Many people experience a mood shift when the weather changes, but you can overcome the winter blues with some lifestyle changes. The sooner you start taking action, the better — you can prevent your low winter mood from turning into a full-blown seasonal depression.

Adopt a healthy lifestyle

It can be hard to resist the urge to turn to comfort foods when you feel low. But excess sugar and starchy carbs can make you feel even more sluggish. Opt for a balanced diet of lean proteins, whole grains, and colorful fruits and vegetables to get a boost of energy and elevate your mood.

Exercise is another way to get out of the winter funk.

It has been shown to boost mood, lower stress, and improve the symptoms of depression. You can do 30 minutes of yoga or a couple of laps in the pool — choose any type of exercise you enjoy, but make it a habit. Having a set routine can also stop you from feeling overwhelmed and help you concentrate and be more productive during the day.

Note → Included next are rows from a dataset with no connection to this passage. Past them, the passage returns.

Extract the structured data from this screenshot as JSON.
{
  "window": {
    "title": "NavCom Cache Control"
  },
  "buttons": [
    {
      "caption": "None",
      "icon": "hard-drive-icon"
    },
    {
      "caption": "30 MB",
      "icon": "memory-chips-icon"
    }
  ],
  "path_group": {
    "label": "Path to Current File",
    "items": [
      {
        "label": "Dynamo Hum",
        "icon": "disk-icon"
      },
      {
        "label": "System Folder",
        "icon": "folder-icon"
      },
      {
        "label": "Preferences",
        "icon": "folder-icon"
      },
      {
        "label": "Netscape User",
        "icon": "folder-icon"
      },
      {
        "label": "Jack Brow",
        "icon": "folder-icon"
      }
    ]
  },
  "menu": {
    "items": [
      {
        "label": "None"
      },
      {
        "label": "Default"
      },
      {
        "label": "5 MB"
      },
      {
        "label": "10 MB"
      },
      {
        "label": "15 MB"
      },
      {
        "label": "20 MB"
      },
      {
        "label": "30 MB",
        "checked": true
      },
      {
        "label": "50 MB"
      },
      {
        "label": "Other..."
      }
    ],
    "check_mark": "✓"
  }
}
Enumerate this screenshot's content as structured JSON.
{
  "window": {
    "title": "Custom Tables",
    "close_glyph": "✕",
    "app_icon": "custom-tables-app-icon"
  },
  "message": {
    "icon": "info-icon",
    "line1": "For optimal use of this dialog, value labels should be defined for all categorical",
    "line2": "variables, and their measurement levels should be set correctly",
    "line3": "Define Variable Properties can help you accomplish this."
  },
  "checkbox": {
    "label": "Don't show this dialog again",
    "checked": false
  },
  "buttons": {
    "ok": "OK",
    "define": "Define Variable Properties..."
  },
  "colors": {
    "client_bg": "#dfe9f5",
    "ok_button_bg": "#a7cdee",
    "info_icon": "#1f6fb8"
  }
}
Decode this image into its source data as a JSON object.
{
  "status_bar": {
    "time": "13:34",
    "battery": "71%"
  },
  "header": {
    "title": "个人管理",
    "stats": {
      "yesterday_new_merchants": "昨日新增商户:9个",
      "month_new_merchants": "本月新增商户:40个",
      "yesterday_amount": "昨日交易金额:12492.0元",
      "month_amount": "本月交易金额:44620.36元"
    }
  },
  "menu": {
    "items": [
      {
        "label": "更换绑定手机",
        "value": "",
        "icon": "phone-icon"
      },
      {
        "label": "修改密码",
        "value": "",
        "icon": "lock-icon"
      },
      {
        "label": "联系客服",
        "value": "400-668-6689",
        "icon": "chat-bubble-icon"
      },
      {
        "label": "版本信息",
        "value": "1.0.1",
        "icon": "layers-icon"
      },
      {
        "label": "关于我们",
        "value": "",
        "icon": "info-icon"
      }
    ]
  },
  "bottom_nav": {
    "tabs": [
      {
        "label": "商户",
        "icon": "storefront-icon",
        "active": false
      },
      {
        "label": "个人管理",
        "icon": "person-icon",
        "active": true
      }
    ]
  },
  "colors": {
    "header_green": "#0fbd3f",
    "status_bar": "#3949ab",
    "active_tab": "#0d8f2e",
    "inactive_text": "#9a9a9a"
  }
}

Keep a consistent sleep schedule

Sleep has a huge impact on your mood. A good night’s sleep can make you feel energized and on top of the world. Lack of daylight in winter can disrupt your circadian rhythm and affect your sleep. Try following these steps to improve your sleep quality:

  • Go to bed and wake up at the same time every day.
  • Turn the lights on and open the curtains immediately after waking up.
  • Keep your bedroom cool and dark.
  • Avoid screens at least an hour before going to bed.
  • Create a relaxing bedtime routine — take a bath or a hot shower, dim the lights, try meditating, or drink a cup of herbal tea.

Spend time outside

You may be tempted to stay in your warm and cozy home when it’s cold outside. But the fresh air and some vitamin D can help lift your spirits, so try to spend some time outside, especially when the sun is out.

A woman walking outside in winter to fight seasonal depression

If you can’t go outside during the day, move your work desk closer to the window to soak up the daylight and make sure to open the window to let some fresh air in. But still try to get outside whenever you can, even for a few minutes. A short evening walk can help you clear your mind and improve your sleep.

Try light therapy

Since shorter days and a lack of sunlight are the main triggers for the winter blues and seasonal affective disorder, your doctor may recommend light therapy to help improve your symptoms. A 2019 research has found that it can be effective in treating depression and mood disorders. It can also be useful for sleeping problems as it’s meant to make up for the missing hours of daylight in winter and fall and regulate circadian rhythms.

In light therapy, you sit in front of a light box for 30 minutes (or more, depending on your doctor’s recommendations). Full-spectrum fluorescent light is used — it’s much brighter than regular indoor light bulbs, so just turning the lights on in your home is not enough.

Discuss light therapy with your healthcare provider if you’re interested in this treatment option for your winter blues.

Seek professional help

If your mood is not improving with lifestyle changes and nothing you do seems to make you feel less sad in winter, you may be dealing with seasonal depression. When not treated, it can have a significant impact on your daily life, so consider speaking to a mental health professional. They may help identify if you are going through something other than the winter blues and recommend counseling or specific medication for mood disorders.

Final thoughts

Feeling sad and unmotivated when it’s dark and cold outside is not uncommon. As the days get shorter, many people start experiencing the symptoms of the winter blues. Usually, a consistent sleep schedule, regular exercise, and a healthy, balanced diet can help you feel more energetic and lift your mood.

But it’s important to recognize when the winter blues has turned into a more serious mood disorder. Losing interest in the things you usually enjoy, having trouble eating and sleeping, and being unable to get out of bed on most days can be signs of depression. Reach out for help if your feelings of sadness and lack of energy are affecting your day-to-day life.

September 5, 2022